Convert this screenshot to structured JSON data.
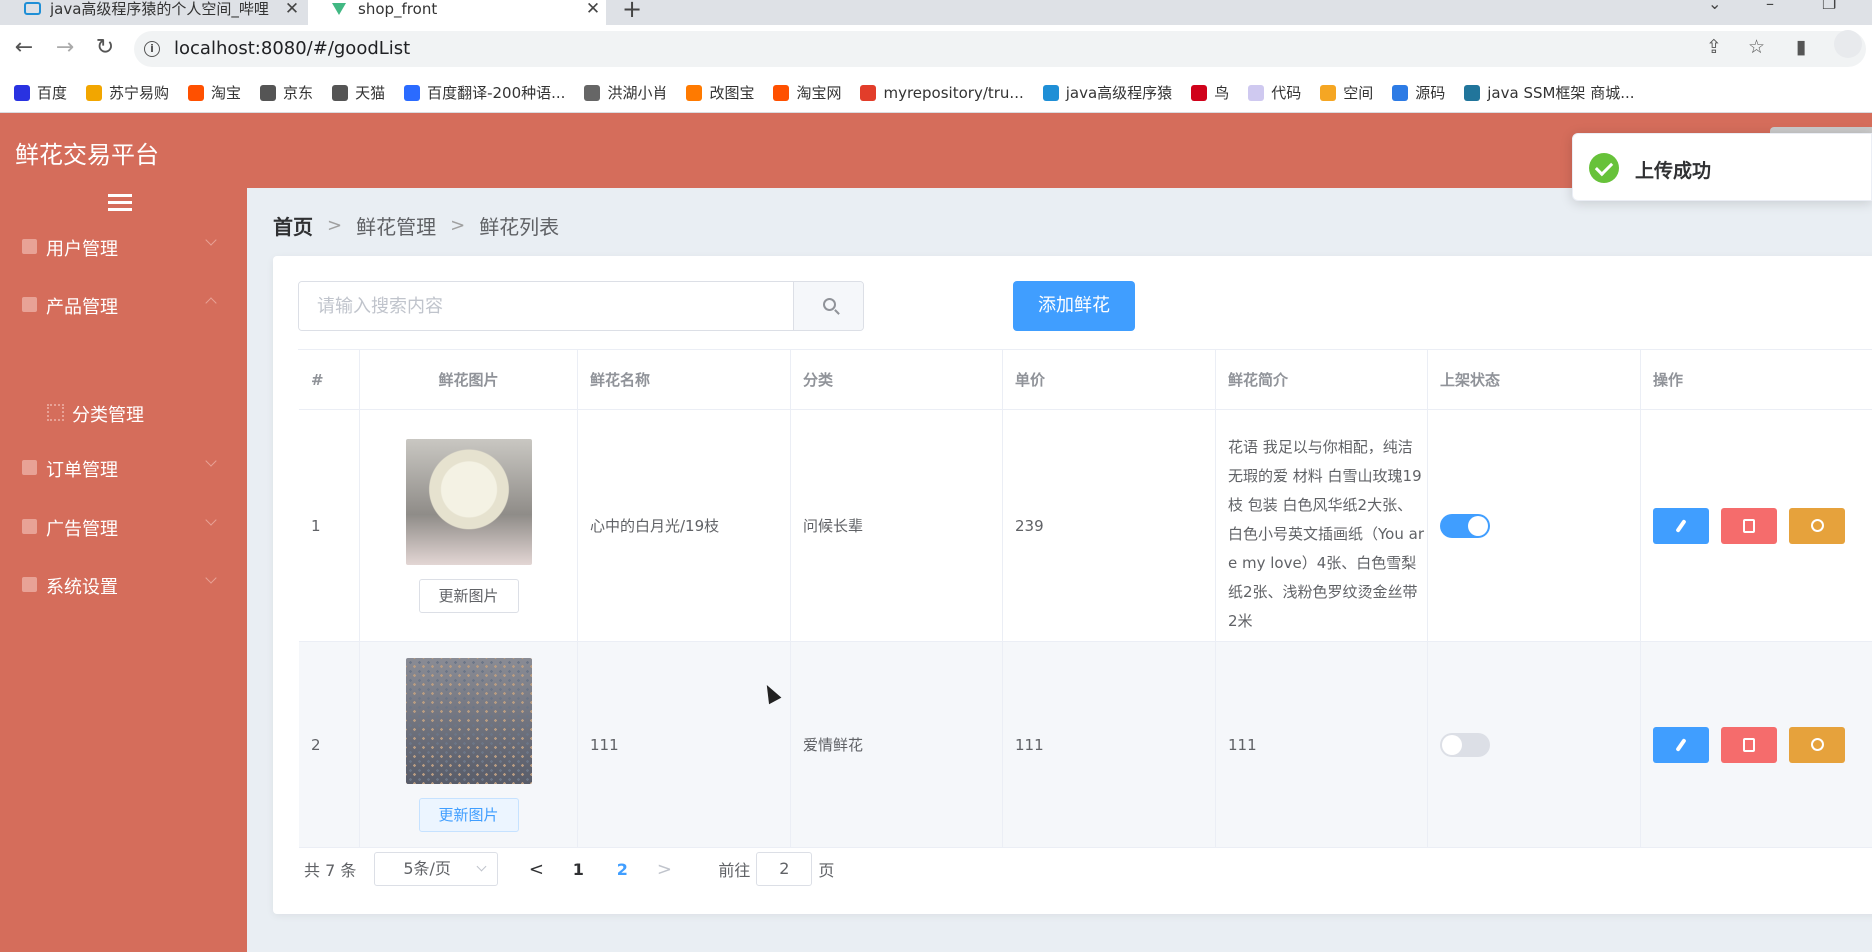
{
  "browser": {
    "tabs": [
      {
        "title": "java高级程序猿的个人空间_哔哩",
        "close": "✕"
      },
      {
        "title": "shop_front",
        "close": "✕"
      }
    ],
    "new_tab": "+",
    "url": "localhost:8080/#/goodList",
    "bookmarks": [
      {
        "label": "百度",
        "color": "#2932e1"
      },
      {
        "label": "苏宁易购",
        "color": "#f2a600"
      },
      {
        "label": "淘宝",
        "color": "#ff5000"
      },
      {
        "label": "京东",
        "color": "#555555"
      },
      {
        "label": "天猫",
        "color": "#555555"
      },
      {
        "label": "百度翻译-200种语...",
        "color": "#2b6bff"
      },
      {
        "label": "洪湖小肖",
        "color": "#666666"
      },
      {
        "label": "改图宝",
        "color": "#ff7a00"
      },
      {
        "label": "淘宝网",
        "color": "#ff5000"
      },
      {
        "label": "myrepository/tru...",
        "color": "#e23d2a"
      },
      {
        "label": "java高级程序猿",
        "color": "#1f8fd6"
      },
      {
        "label": "鸟",
        "color": "#d0021b"
      },
      {
        "label": "代码",
        "color": "#cfc9f0"
      },
      {
        "label": "空间",
        "color": "#f5a623"
      },
      {
        "label": "源码",
        "color": "#2d7be5"
      },
      {
        "label": "java SSM框架 商城...",
        "color": "#21759b"
      }
    ]
  },
  "app": {
    "brand": "鲜花交易平台",
    "sidebar": [
      {
        "label": "用户管理"
      },
      {
        "label": "产品管理"
      },
      {
        "label": "分类管理"
      },
      {
        "label": "订单管理"
      },
      {
        "label": "广告管理"
      },
      {
        "label": "系统设置"
      }
    ],
    "breadcrumb": [
      "首页",
      "鲜花管理",
      "鲜花列表"
    ],
    "breadcrumb_sep": ">",
    "search": {
      "placeholder": "请输入搜索内容"
    },
    "add_button": "添加鲜花",
    "table": {
      "headers": [
        "#",
        "鲜花图片",
        "鲜花名称",
        "分类",
        "单价",
        "鲜花简介",
        "上架状态",
        "操作"
      ],
      "update_image_label": "更新图片",
      "rows": [
        {
          "index": "1",
          "name": "心中的白月光/19枝",
          "category": "问候长辈",
          "price": "239",
          "desc": "花语 我足以与你相配，纯洁无瑕的爱 材料 白雪山玫瑰19枝 包装 白色风华纸2大张、 白色小号英文插画纸（You are my love）4张、白色雪梨纸2张、浅粉色罗纹烫金丝带2米",
          "on_sale": true
        },
        {
          "index": "2",
          "name": "111",
          "category": "爱情鲜花",
          "price": "111",
          "desc": "111",
          "on_sale": false
        }
      ]
    },
    "pagination": {
      "total": "共 7 条",
      "page_size": "5条/页",
      "pages": [
        "1",
        "2"
      ],
      "current_page": "2",
      "prev": "<",
      "next": ">",
      "goto_prefix": "前往",
      "goto_value": "2",
      "goto_suffix": "页"
    },
    "toast": {
      "message": "上传成功"
    }
  },
  "colors": {
    "primary": "#409eff",
    "sidebar": "#d56d5b",
    "danger": "#f56c6c",
    "warning": "#e6a23c",
    "success": "#67c23a"
  }
}
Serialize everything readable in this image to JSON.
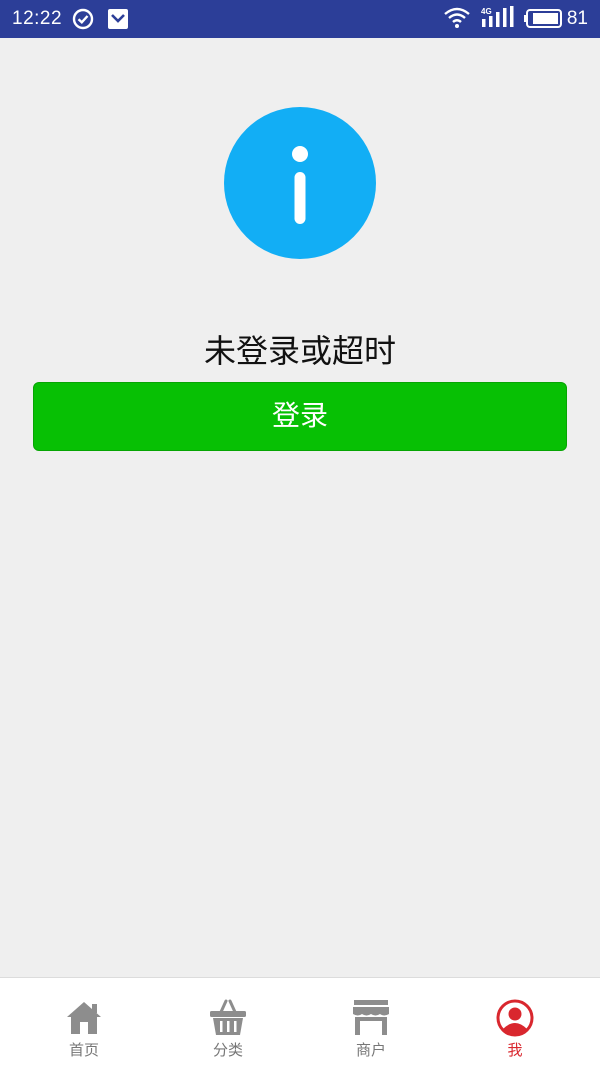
{
  "status_bar": {
    "time": "12:22",
    "battery": "81",
    "network": "4G",
    "background_color": "#2c3e98"
  },
  "main": {
    "info_icon": "info-icon",
    "info_color": "#12aef5",
    "message": "未登录或超时",
    "login_label": "登录",
    "login_color": "#07c004"
  },
  "tab_bar": {
    "active_color": "#d9272e",
    "inactive_color": "#777777",
    "tabs": [
      {
        "label": "首页",
        "icon": "home-icon",
        "active": false
      },
      {
        "label": "分类",
        "icon": "basket-icon",
        "active": false
      },
      {
        "label": "商户",
        "icon": "store-icon",
        "active": false
      },
      {
        "label": "我",
        "icon": "user-icon",
        "active": true
      }
    ]
  }
}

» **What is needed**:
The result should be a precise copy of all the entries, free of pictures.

» **Answer for the task**:
Convert this screenshot to structured JSON data.
{
  "browser": {
    "tabs": [
      {
        "title": "java高级程序猿的个人空间_哔哩",
        "close": "✕"
      },
      {
        "title": "shop_front",
        "close": "✕"
      }
    ],
    "new_tab": "+",
    "url": "localhost:8080/#/goodList",
    "bookmarks": [
      {
        "label": "百度",
        "color": "#2932e1"
      },
      {
        "label": "苏宁易购",
        "color": "#f2a600"
      },
      {
        "label": "淘宝",
        "color": "#ff5000"
      },
      {
        "label": "京东",
        "color": "#555555"
      },
      {
        "label": "天猫",
        "color": "#555555"
      },
      {
        "label": "百度翻译-200种语...",
        "color": "#2b6bff"
      },
      {
        "label": "洪湖小肖",
        "color": "#666666"
      },
      {
        "label": "改图宝",
        "color": "#ff7a00"
      },
      {
        "label": "淘宝网",
        "color": "#ff5000"
      },
      {
        "label": "myrepository/tru...",
        "color": "#e23d2a"
      },
      {
        "label": "java高级程序猿",
        "color": "#1f8fd6"
      },
      {
        "label": "鸟",
        "color": "#d0021b"
      },
      {
        "label": "代码",
        "color": "#cfc9f0"
      },
      {
        "label": "空间",
        "color": "#f5a623"
      },
      {
        "label": "源码",
        "color": "#2d7be5"
      },
      {
        "label": "java SSM框架 商城...",
        "color": "#21759b"
      }
    ]
  },
  "app": {
    "brand": "鲜花交易平台",
    "sidebar": [
      {
        "label": "用户管理"
      },
      {
        "label": "产品管理"
      },
      {
        "label": "分类管理"
      },
      {
        "label": "订单管理"
      },
      {
        "label": "广告管理"
      },
      {
        "label": "系统设置"
      }
    ],
    "breadcrumb": [
      "首页",
      "鲜花管理",
      "鲜花列表"
    ],
    "breadcrumb_sep": ">",
    "search": {
      "placeholder": "请输入搜索内容"
    },
    "add_button": "添加鲜花",
    "table": {
      "headers": [
        "#",
        "鲜花图片",
        "鲜花名称",
        "分类",
        "单价",
        "鲜花简介",
        "上架状态",
        "操作"
      ],
      "update_image_label": "更新图片",
      "rows": [
        {
          "index": "1",
          "name": "心中的白月光/19枝",
          "category": "问候长辈",
          "price": "239",
          "desc": "花语 我足以与你相配，纯洁无瑕的爱 材料 白雪山玫瑰19枝 包装 白色风华纸2大张、 白色小号英文插画纸（You are my love）4张、白色雪梨纸2张、浅粉色罗纹烫金丝带2米",
          "on_sale": true
        },
        {
          "index": "2",
          "name": "111",
          "category": "爱情鲜花",
          "price": "111",
          "desc": "111",
          "on_sale": false
        }
      ]
    },
    "pagination": {
      "total": "共 7 条",
      "page_size": "5条/页",
      "pages": [
        "1",
        "2"
      ],
      "current_page": "2",
      "prev": "<",
      "next": ">",
      "goto_prefix": "前往",
      "goto_value": "2",
      "goto_suffix": "页"
    },
    "toast": {
      "message": "上传成功"
    }
  },
  "colors": {
    "primary": "#409eff",
    "sidebar": "#d56d5b",
    "danger": "#f56c6c",
    "warning": "#e6a23c",
    "success": "#67c23a"
  }
}
Serialize everything readable in this image to JSON.
{
  "status_bar": {
    "time": "12:22",
    "battery": "81",
    "network": "4G",
    "background_color": "#2c3e98"
  },
  "main": {
    "info_icon": "info-icon",
    "info_color": "#12aef5",
    "message": "未登录或超时",
    "login_label": "登录",
    "login_color": "#07c004"
  },
  "tab_bar": {
    "active_color": "#d9272e",
    "inactive_color": "#777777",
    "tabs": [
      {
        "label": "首页",
        "icon": "home-icon",
        "active": false
      },
      {
        "label": "分类",
        "icon": "basket-icon",
        "active": false
      },
      {
        "label": "商户",
        "icon": "store-icon",
        "active": false
      },
      {
        "label": "我",
        "icon": "user-icon",
        "active": true
      }
    ]
  }
}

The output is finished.